### Listed entries
== Segment start ==

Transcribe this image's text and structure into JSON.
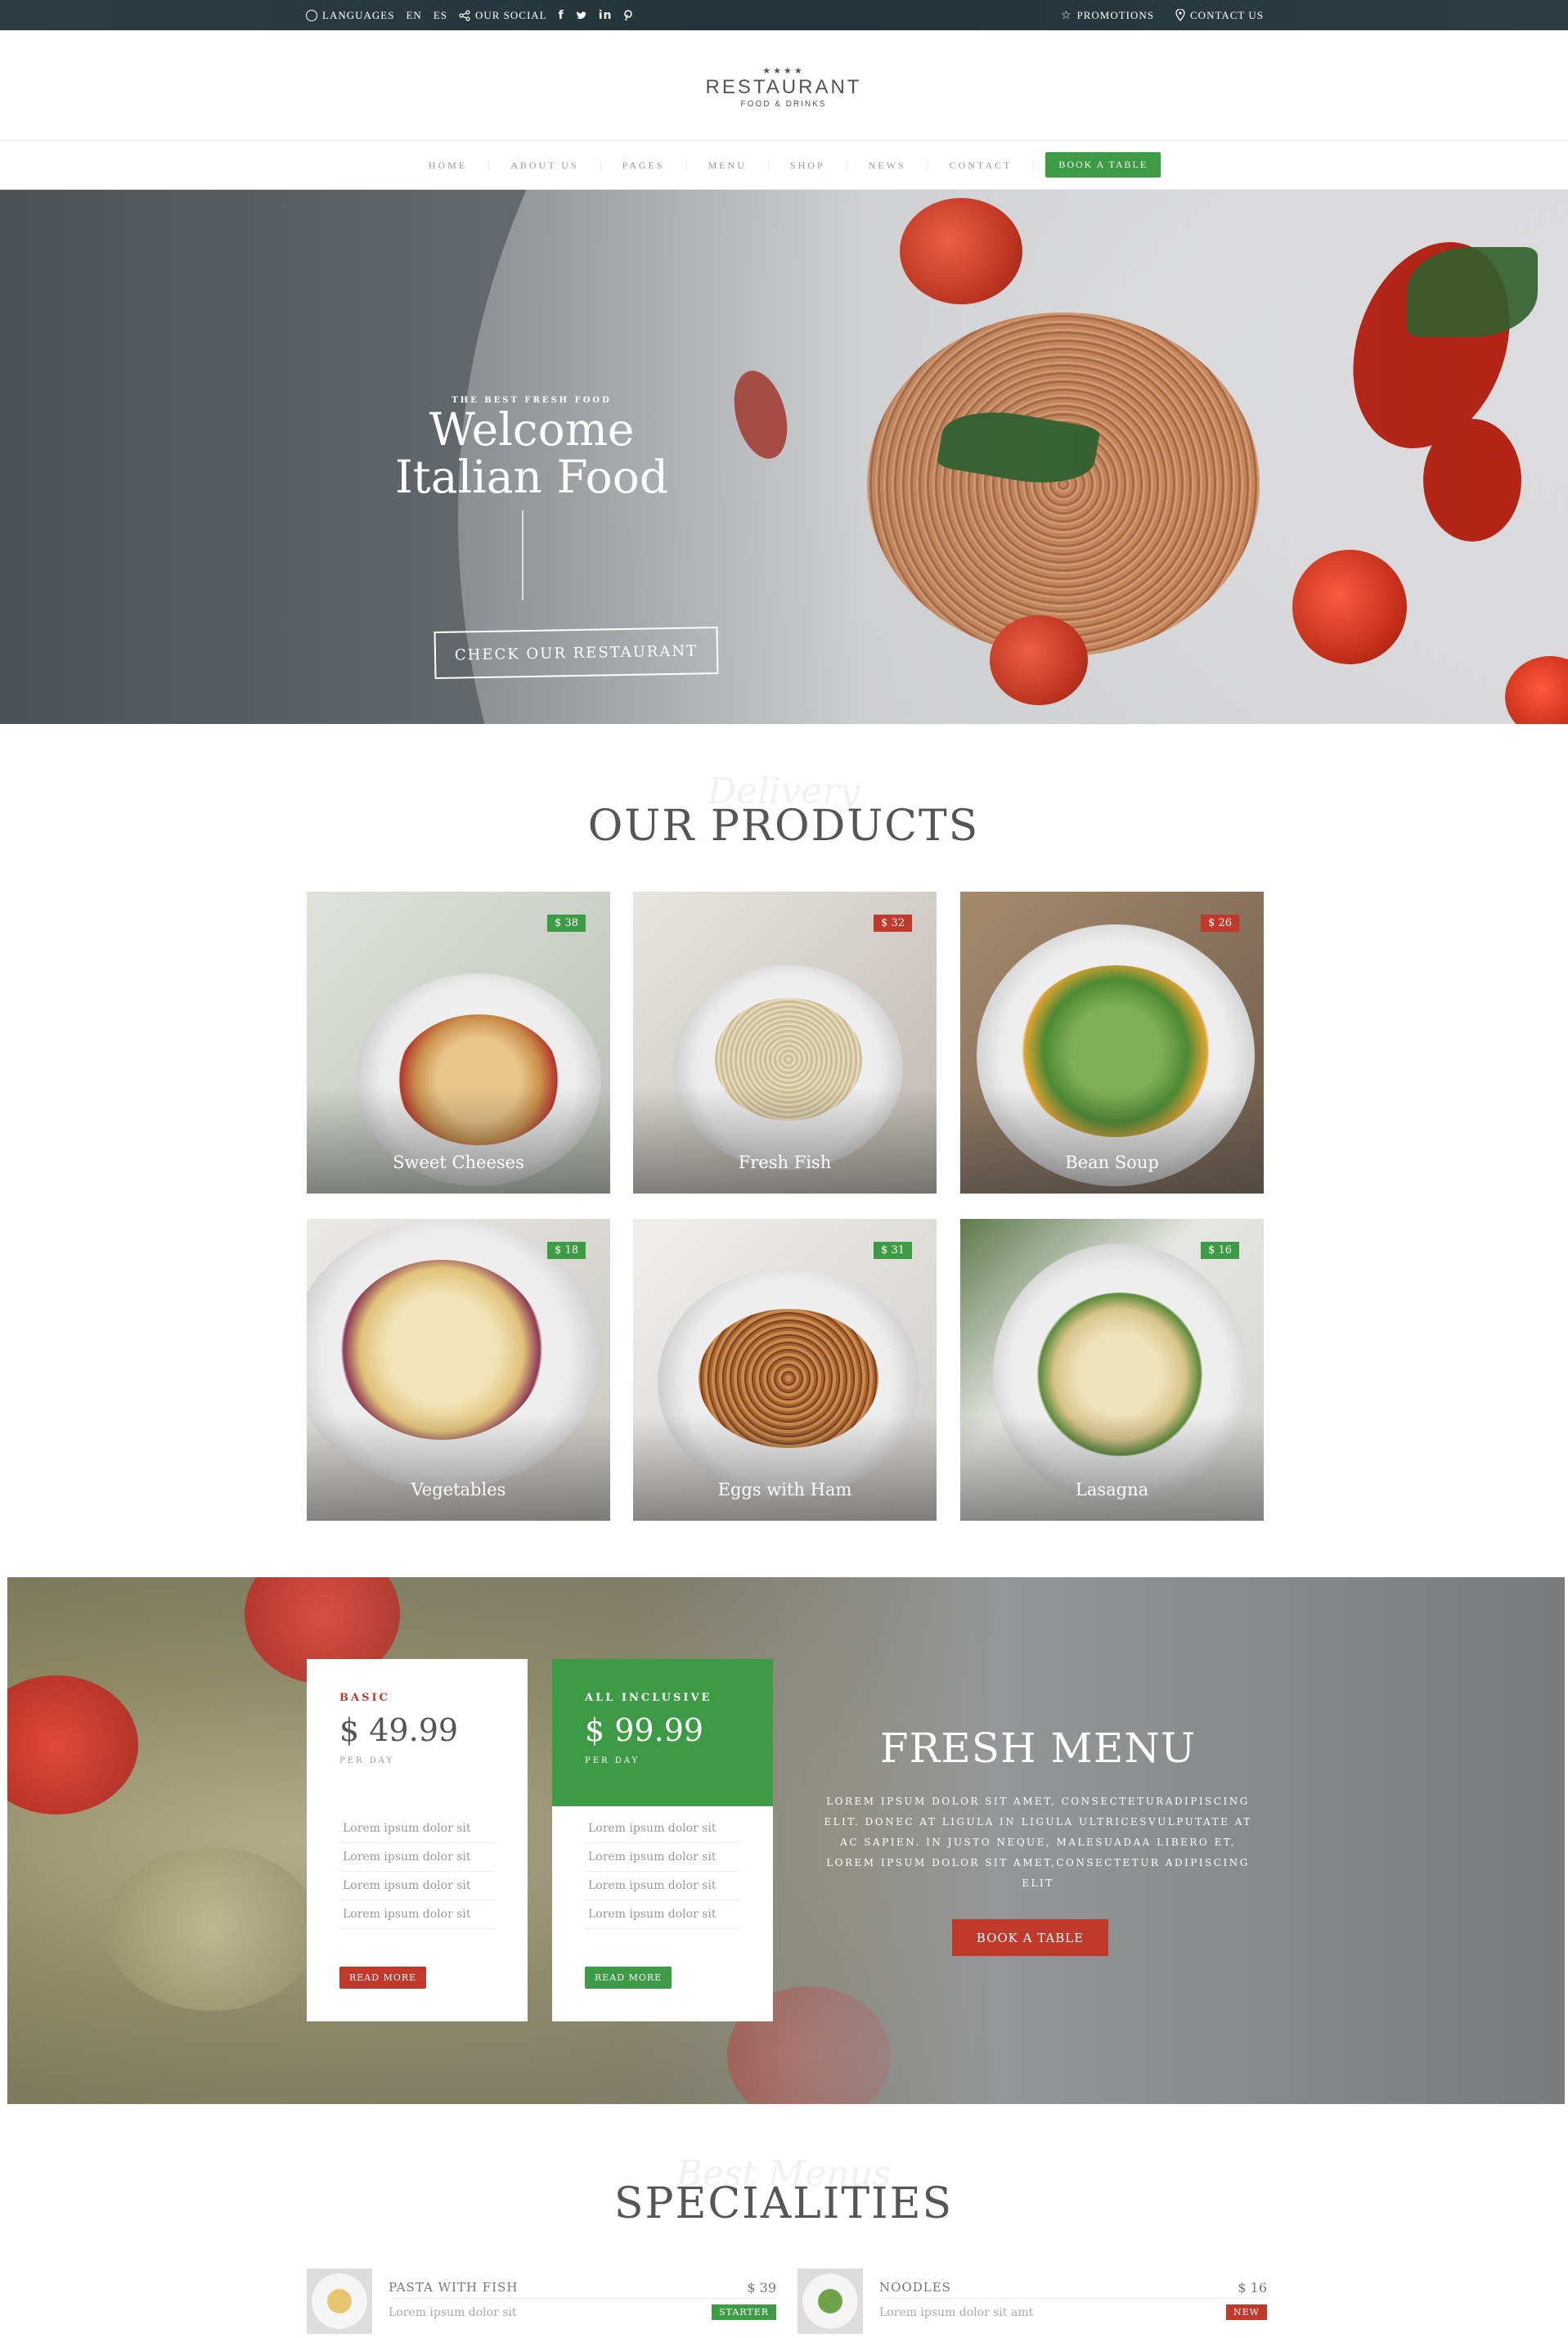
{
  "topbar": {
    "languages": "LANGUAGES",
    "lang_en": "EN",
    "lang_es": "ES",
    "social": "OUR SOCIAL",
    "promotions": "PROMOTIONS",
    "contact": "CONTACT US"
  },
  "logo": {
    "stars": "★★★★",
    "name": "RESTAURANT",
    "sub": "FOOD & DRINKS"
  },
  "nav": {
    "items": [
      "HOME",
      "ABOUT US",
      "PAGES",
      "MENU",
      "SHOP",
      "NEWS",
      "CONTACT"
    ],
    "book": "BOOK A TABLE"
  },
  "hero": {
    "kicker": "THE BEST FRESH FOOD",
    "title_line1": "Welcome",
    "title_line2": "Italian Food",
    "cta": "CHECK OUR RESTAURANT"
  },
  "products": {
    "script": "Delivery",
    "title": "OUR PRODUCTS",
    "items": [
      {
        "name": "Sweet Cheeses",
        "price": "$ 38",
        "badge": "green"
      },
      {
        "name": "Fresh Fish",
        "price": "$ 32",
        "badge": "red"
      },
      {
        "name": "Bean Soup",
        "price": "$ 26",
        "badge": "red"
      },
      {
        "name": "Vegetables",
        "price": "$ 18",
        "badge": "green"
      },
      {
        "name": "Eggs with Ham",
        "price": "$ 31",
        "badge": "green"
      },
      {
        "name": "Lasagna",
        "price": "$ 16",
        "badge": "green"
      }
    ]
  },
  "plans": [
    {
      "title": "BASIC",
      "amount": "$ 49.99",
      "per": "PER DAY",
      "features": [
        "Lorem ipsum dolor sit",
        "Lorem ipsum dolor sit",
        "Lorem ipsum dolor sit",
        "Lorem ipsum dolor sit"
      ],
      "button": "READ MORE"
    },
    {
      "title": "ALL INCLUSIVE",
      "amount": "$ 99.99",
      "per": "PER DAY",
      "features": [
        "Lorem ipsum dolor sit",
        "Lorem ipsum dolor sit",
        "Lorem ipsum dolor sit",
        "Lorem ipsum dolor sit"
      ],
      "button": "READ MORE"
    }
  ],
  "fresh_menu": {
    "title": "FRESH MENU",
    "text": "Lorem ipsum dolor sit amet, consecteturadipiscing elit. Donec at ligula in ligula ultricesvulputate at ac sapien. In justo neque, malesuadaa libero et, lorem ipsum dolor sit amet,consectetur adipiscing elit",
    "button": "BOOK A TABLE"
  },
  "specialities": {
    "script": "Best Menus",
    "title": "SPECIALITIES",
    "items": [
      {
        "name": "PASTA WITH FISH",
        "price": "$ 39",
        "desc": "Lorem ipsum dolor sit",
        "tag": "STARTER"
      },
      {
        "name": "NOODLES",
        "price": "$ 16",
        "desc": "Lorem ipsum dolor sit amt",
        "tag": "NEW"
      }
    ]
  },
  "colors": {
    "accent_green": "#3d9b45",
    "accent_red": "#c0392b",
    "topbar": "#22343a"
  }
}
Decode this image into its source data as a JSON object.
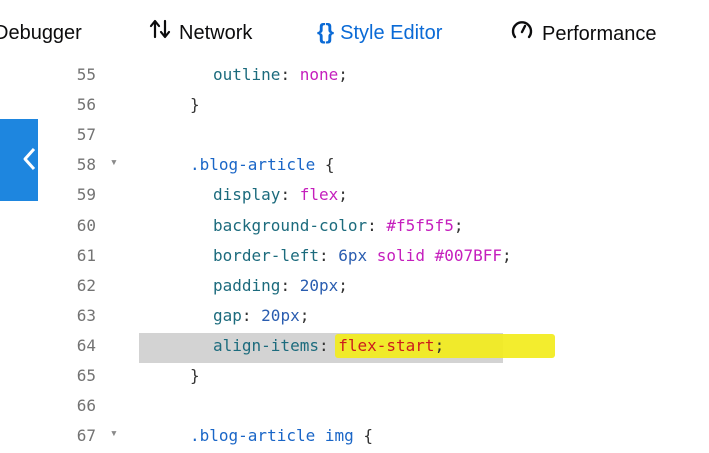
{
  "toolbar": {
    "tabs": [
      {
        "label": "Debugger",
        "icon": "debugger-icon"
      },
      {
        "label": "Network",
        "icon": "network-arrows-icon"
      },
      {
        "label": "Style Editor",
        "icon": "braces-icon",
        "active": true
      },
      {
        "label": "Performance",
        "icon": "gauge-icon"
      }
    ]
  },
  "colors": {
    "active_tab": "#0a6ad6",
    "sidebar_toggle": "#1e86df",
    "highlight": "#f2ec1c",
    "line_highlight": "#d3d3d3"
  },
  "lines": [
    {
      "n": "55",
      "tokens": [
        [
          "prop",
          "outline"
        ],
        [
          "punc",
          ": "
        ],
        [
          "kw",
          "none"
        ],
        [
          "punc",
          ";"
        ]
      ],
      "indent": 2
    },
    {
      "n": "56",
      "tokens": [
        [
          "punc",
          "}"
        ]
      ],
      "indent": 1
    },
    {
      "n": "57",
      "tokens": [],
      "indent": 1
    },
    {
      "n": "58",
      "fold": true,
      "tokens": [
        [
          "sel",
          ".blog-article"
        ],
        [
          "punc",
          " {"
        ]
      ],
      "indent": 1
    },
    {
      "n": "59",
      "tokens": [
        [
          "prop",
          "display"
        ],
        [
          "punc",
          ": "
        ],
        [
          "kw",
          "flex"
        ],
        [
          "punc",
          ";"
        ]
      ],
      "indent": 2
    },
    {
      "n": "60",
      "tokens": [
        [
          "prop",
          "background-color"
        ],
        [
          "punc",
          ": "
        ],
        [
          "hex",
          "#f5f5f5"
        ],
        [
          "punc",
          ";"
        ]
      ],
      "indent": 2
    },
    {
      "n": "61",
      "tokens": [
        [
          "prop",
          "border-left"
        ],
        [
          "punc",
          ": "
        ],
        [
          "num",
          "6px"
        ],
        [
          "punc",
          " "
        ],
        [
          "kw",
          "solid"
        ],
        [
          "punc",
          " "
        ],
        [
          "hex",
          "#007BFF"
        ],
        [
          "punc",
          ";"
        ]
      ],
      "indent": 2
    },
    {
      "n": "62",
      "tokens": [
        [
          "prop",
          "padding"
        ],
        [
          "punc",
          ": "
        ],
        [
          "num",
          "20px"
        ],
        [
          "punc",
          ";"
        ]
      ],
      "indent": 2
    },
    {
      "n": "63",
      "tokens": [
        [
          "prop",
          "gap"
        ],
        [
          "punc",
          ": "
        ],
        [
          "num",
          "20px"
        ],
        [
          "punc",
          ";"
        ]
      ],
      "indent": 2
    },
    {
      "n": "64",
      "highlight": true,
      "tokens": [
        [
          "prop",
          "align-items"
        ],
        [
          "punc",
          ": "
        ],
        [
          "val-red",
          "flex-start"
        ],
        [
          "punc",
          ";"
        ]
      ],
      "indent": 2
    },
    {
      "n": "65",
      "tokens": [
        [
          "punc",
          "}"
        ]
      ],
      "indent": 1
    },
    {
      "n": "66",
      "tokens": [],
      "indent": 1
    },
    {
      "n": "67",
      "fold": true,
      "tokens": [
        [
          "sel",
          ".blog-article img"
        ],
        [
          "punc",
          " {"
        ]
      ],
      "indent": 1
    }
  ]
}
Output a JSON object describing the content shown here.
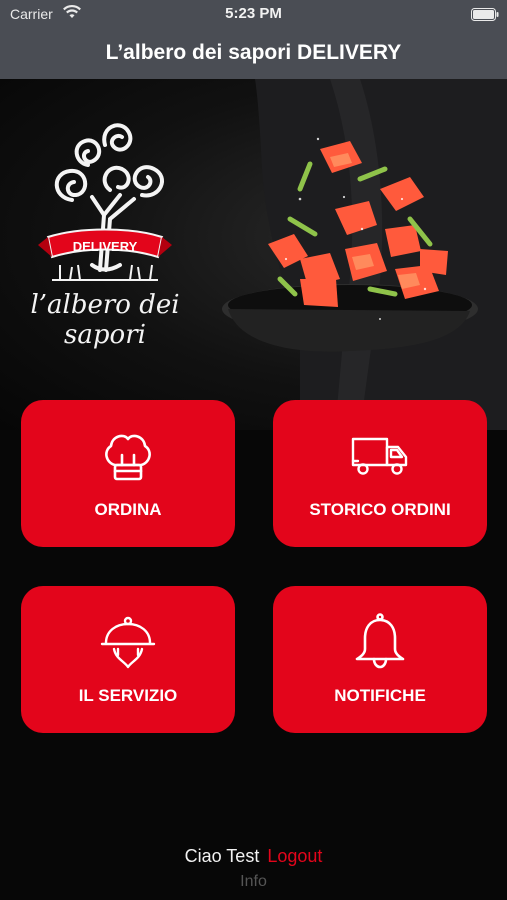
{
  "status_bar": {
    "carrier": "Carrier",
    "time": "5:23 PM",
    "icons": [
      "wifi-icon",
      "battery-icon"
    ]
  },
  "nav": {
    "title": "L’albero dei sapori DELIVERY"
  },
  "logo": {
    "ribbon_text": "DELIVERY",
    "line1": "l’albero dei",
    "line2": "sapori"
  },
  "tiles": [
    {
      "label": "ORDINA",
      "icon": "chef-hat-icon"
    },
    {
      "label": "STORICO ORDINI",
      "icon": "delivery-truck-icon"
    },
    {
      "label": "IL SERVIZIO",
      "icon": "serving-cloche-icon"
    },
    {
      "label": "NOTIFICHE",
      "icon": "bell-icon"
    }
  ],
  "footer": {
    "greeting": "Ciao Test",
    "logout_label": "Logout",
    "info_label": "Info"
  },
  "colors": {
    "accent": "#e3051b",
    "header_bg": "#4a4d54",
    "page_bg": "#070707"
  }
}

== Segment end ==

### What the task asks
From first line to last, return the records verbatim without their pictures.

### Problem solution
Transcribe this image's text and structure into JSON.
{
  "topbar": {
    "languages": "LANGUAGES",
    "lang_en": "EN",
    "lang_es": "ES",
    "social": "OUR SOCIAL",
    "promotions": "PROMOTIONS",
    "contact": "CONTACT US"
  },
  "logo": {
    "stars": "★★★★",
    "name": "RESTAURANT",
    "sub": "FOOD & DRINKS"
  },
  "nav": {
    "items": [
      "HOME",
      "ABOUT US",
      "PAGES",
      "MENU",
      "SHOP",
      "NEWS",
      "CONTACT"
    ],
    "book": "BOOK A TABLE"
  },
  "hero": {
    "kicker": "THE BEST FRESH FOOD",
    "title_line1": "Welcome",
    "title_line2": "Italian Food",
    "cta": "CHECK OUR RESTAURANT"
  },
  "products": {
    "script": "Delivery",
    "title": "OUR PRODUCTS",
    "items": [
      {
        "name": "Sweet Cheeses",
        "price": "$ 38",
        "badge": "green"
      },
      {
        "name": "Fresh Fish",
        "price": "$ 32",
        "badge": "red"
      },
      {
        "name": "Bean Soup",
        "price": "$ 26",
        "badge": "red"
      },
      {
        "name": "Vegetables",
        "price": "$ 18",
        "badge": "green"
      },
      {
        "name": "Eggs with Ham",
        "price": "$ 31",
        "badge": "green"
      },
      {
        "name": "Lasagna",
        "price": "$ 16",
        "badge": "green"
      }
    ]
  },
  "plans": [
    {
      "title": "BASIC",
      "amount": "$ 49.99",
      "per": "PER DAY",
      "features": [
        "Lorem ipsum dolor sit",
        "Lorem ipsum dolor sit",
        "Lorem ipsum dolor sit",
        "Lorem ipsum dolor sit"
      ],
      "button": "READ MORE"
    },
    {
      "title": "ALL INCLUSIVE",
      "amount": "$ 99.99",
      "per": "PER DAY",
      "features": [
        "Lorem ipsum dolor sit",
        "Lorem ipsum dolor sit",
        "Lorem ipsum dolor sit",
        "Lorem ipsum dolor sit"
      ],
      "button": "READ MORE"
    }
  ],
  "fresh_menu": {
    "title": "FRESH MENU",
    "text": "Lorem ipsum dolor sit amet, consecteturadipiscing elit. Donec at ligula in ligula ultricesvulputate at ac sapien. In justo neque, malesuadaa libero et, lorem ipsum dolor sit amet,consectetur adipiscing elit",
    "button": "BOOK A TABLE"
  },
  "specialities": {
    "script": "Best Menus",
    "title": "SPECIALITIES",
    "items": [
      {
        "name": "PASTA WITH FISH",
        "price": "$ 39",
        "desc": "Lorem ipsum dolor sit",
        "tag": "STARTER"
      },
      {
        "name": "NOODLES",
        "price": "$ 16",
        "desc": "Lorem ipsum dolor sit amt",
        "tag": "NEW"
      }
    ]
  },
  "colors": {
    "accent_green": "#3d9b45",
    "accent_red": "#c0392b",
    "topbar": "#22343a"
  }
}
Decode this image into its source data as a JSON object.
{
  "toolbar": {
    "tabs": [
      {
        "label": "Debugger",
        "icon": "debugger-icon"
      },
      {
        "label": "Network",
        "icon": "network-arrows-icon"
      },
      {
        "label": "Style Editor",
        "icon": "braces-icon",
        "active": true
      },
      {
        "label": "Performance",
        "icon": "gauge-icon"
      }
    ]
  },
  "colors": {
    "active_tab": "#0a6ad6",
    "sidebar_toggle": "#1e86df",
    "highlight": "#f2ec1c",
    "line_highlight": "#d3d3d3"
  },
  "lines": [
    {
      "n": "55",
      "tokens": [
        [
          "prop",
          "outline"
        ],
        [
          "punc",
          ": "
        ],
        [
          "kw",
          "none"
        ],
        [
          "punc",
          ";"
        ]
      ],
      "indent": 2
    },
    {
      "n": "56",
      "tokens": [
        [
          "punc",
          "}"
        ]
      ],
      "indent": 1
    },
    {
      "n": "57",
      "tokens": [],
      "indent": 1
    },
    {
      "n": "58",
      "fold": true,
      "tokens": [
        [
          "sel",
          ".blog-article"
        ],
        [
          "punc",
          " {"
        ]
      ],
      "indent": 1
    },
    {
      "n": "59",
      "tokens": [
        [
          "prop",
          "display"
        ],
        [
          "punc",
          ": "
        ],
        [
          "kw",
          "flex"
        ],
        [
          "punc",
          ";"
        ]
      ],
      "indent": 2
    },
    {
      "n": "60",
      "tokens": [
        [
          "prop",
          "background-color"
        ],
        [
          "punc",
          ": "
        ],
        [
          "hex",
          "#f5f5f5"
        ],
        [
          "punc",
          ";"
        ]
      ],
      "indent": 2
    },
    {
      "n": "61",
      "tokens": [
        [
          "prop",
          "border-left"
        ],
        [
          "punc",
          ": "
        ],
        [
          "num",
          "6px"
        ],
        [
          "punc",
          " "
        ],
        [
          "kw",
          "solid"
        ],
        [
          "punc",
          " "
        ],
        [
          "hex",
          "#007BFF"
        ],
        [
          "punc",
          ";"
        ]
      ],
      "indent": 2
    },
    {
      "n": "62",
      "tokens": [
        [
          "prop",
          "padding"
        ],
        [
          "punc",
          ": "
        ],
        [
          "num",
          "20px"
        ],
        [
          "punc",
          ";"
        ]
      ],
      "indent": 2
    },
    {
      "n": "63",
      "tokens": [
        [
          "prop",
          "gap"
        ],
        [
          "punc",
          ": "
        ],
        [
          "num",
          "20px"
        ],
        [
          "punc",
          ";"
        ]
      ],
      "indent": 2
    },
    {
      "n": "64",
      "highlight": true,
      "tokens": [
        [
          "prop",
          "align-items"
        ],
        [
          "punc",
          ": "
        ],
        [
          "val-red",
          "flex-start"
        ],
        [
          "punc",
          ";"
        ]
      ],
      "indent": 2
    },
    {
      "n": "65",
      "tokens": [
        [
          "punc",
          "}"
        ]
      ],
      "indent": 1
    },
    {
      "n": "66",
      "tokens": [],
      "indent": 1
    },
    {
      "n": "67",
      "fold": true,
      "tokens": [
        [
          "sel",
          ".blog-article img"
        ],
        [
          "punc",
          " {"
        ]
      ],
      "indent": 1
    }
  ]
}
Output a JSON object describing the content shown here.
{
  "status_bar": {
    "carrier": "Carrier",
    "time": "5:23 PM",
    "icons": [
      "wifi-icon",
      "battery-icon"
    ]
  },
  "nav": {
    "title": "L’albero dei sapori DELIVERY"
  },
  "logo": {
    "ribbon_text": "DELIVERY",
    "line1": "l’albero dei",
    "line2": "sapori"
  },
  "tiles": [
    {
      "label": "ORDINA",
      "icon": "chef-hat-icon"
    },
    {
      "label": "STORICO ORDINI",
      "icon": "delivery-truck-icon"
    },
    {
      "label": "IL SERVIZIO",
      "icon": "serving-cloche-icon"
    },
    {
      "label": "NOTIFICHE",
      "icon": "bell-icon"
    }
  ],
  "footer": {
    "greeting": "Ciao Test",
    "logout_label": "Logout",
    "info_label": "Info"
  },
  "colors": {
    "accent": "#e3051b",
    "header_bg": "#4a4d54",
    "page_bg": "#070707"
  }
}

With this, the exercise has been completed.